  1. Time Off (Curtis Fuller) from the album Ugetsu
  2. Hammerhead (Wayne Shorter) from the album Free For All
  3. Free For All (Wayne Shorter) from the album Free For All
  4. Skylark (Hoagy Carmichael)from the album Caravan
  5. One By One (Wayne Shorter) from the album Ugetsu

*          *          *           *         *        *        *

  1. Children of the Night (Wayne Shorter) from the album Mosaic
  2. In The Wee Small Hours of the Morning (David Mann)from the album Caravan
  3. The Core (Freddie Hubbard) from the album Free For All
  4. Miyako (Wayne Shorter) from his album Schizophrenia 
  5. Ping Pong (Wayne Shorter) from the album Ugetsu
  6. Encore: Down Under (Freddie Hubbard) from the album Mosaic
Posted in gig, Uncategorized.

One Comment

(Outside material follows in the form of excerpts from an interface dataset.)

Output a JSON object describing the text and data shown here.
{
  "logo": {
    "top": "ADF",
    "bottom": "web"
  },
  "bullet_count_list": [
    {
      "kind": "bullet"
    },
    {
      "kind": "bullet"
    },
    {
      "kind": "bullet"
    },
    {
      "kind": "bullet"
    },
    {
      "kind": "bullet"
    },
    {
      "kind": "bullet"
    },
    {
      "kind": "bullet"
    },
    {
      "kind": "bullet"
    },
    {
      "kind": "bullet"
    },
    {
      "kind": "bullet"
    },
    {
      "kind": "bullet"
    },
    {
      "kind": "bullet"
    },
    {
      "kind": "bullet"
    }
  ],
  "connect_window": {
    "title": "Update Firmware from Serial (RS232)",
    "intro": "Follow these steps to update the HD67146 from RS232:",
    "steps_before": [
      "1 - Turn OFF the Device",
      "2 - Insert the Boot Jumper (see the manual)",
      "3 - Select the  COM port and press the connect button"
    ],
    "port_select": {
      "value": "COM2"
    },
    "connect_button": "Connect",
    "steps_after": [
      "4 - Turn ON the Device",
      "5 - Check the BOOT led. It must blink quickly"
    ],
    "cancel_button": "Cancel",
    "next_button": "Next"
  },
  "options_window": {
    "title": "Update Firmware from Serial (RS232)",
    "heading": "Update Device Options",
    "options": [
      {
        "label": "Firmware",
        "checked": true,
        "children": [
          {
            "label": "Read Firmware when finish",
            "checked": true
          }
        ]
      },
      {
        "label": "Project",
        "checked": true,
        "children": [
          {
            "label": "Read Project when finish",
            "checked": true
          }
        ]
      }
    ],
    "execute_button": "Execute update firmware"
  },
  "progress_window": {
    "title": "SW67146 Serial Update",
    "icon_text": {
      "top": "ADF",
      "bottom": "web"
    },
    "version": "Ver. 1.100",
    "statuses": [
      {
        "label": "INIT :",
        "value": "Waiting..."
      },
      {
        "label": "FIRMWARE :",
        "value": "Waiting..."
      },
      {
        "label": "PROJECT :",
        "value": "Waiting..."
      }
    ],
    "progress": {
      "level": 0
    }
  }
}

  1. So very sad I could not get to this memerable gig. I was privalidge to see the great man and his Messengers for the first time, in his usual boiler suit, playing in Hildesheim, Germany in 1979. I took along a teacher friend who was introduced to this ace drummer for the first time. George was not dissapointed. Art put on a memorable performance with his Messengers, who had a Russian horn in the line up, whose first name was Valerie, as for the Russian’s surname it escapes me now. Boy, did they complement one another, as all Messanger do. Another memorable night once experienced never forgotten, as yours must have been.
    Hope you get the Wakey Blakey together again sometime soon,

    Regards Julian

Comments are closed.